--- What is being asked ---
Would you count the lines below that contain the string "Active" and reply with that number only?
--- Task data ---
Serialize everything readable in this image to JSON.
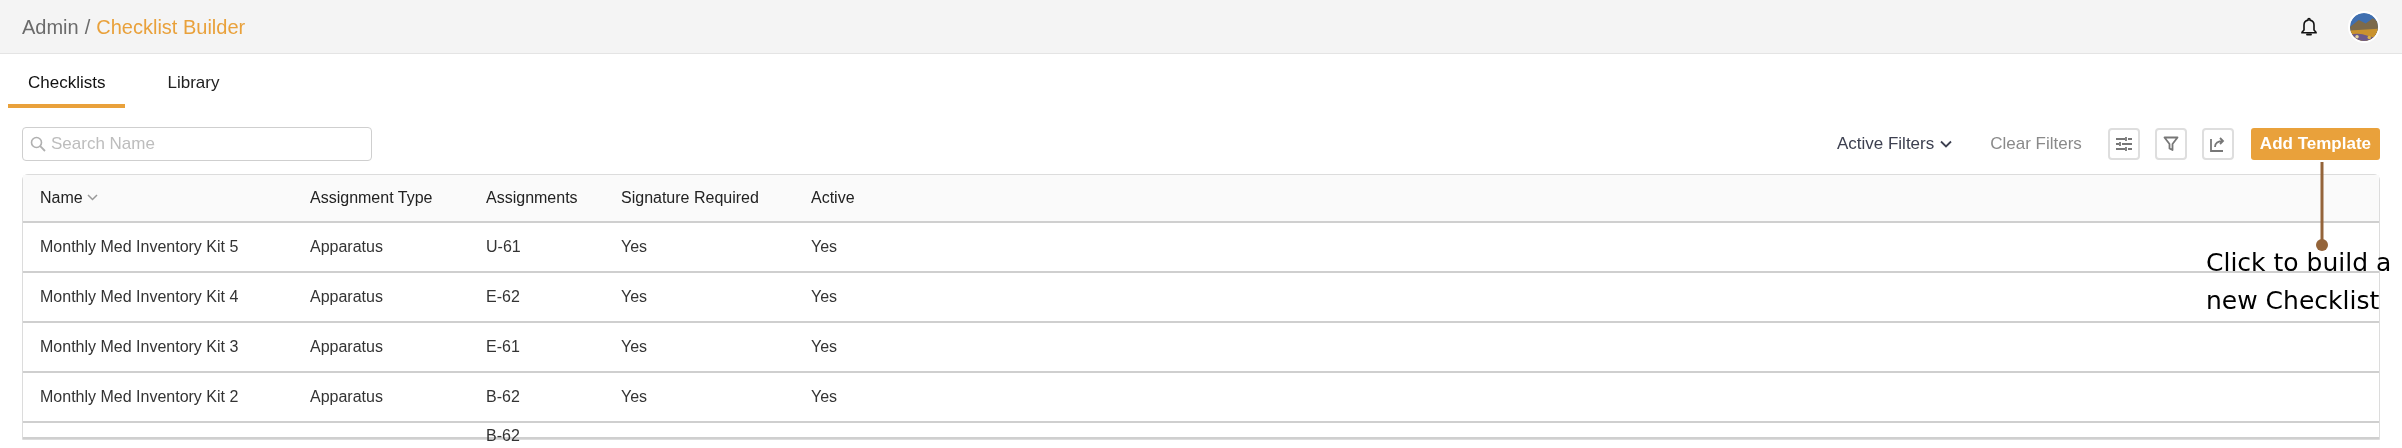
{
  "breadcrumb": {
    "parent": "Admin",
    "separator": "/",
    "current": "Checklist Builder"
  },
  "tabs": [
    {
      "label": "Checklists",
      "selected": true
    },
    {
      "label": "Library",
      "selected": false
    }
  ],
  "search": {
    "placeholder": "Search Name"
  },
  "toolbar": {
    "active_filters": "Active Filters",
    "clear_filters": "Clear Filters",
    "add_button": "Add Template"
  },
  "table": {
    "columns": [
      {
        "label": "Name",
        "sorted": true
      },
      {
        "label": "Assignment Type",
        "sorted": false
      },
      {
        "label": "Assignments",
        "sorted": false
      },
      {
        "label": "Signature Required",
        "sorted": false
      },
      {
        "label": "Active",
        "sorted": false
      }
    ],
    "rows": [
      [
        "Monthly Med Inventory Kit 5",
        "Apparatus",
        "U-61",
        "Yes",
        "Yes"
      ],
      [
        "Monthly Med Inventory Kit 4",
        "Apparatus",
        "E-62",
        "Yes",
        "Yes"
      ],
      [
        "Monthly Med Inventory Kit 3",
        "Apparatus",
        "E-61",
        "Yes",
        "Yes"
      ],
      [
        "Monthly Med Inventory Kit 2",
        "Apparatus",
        "B-62",
        "Yes",
        "Yes"
      ],
      [
        "",
        "",
        "B-62",
        "",
        ""
      ]
    ]
  },
  "callout": {
    "lines": [
      "Click to build a",
      "new Checklist"
    ]
  }
}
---
--- The completed task ---
2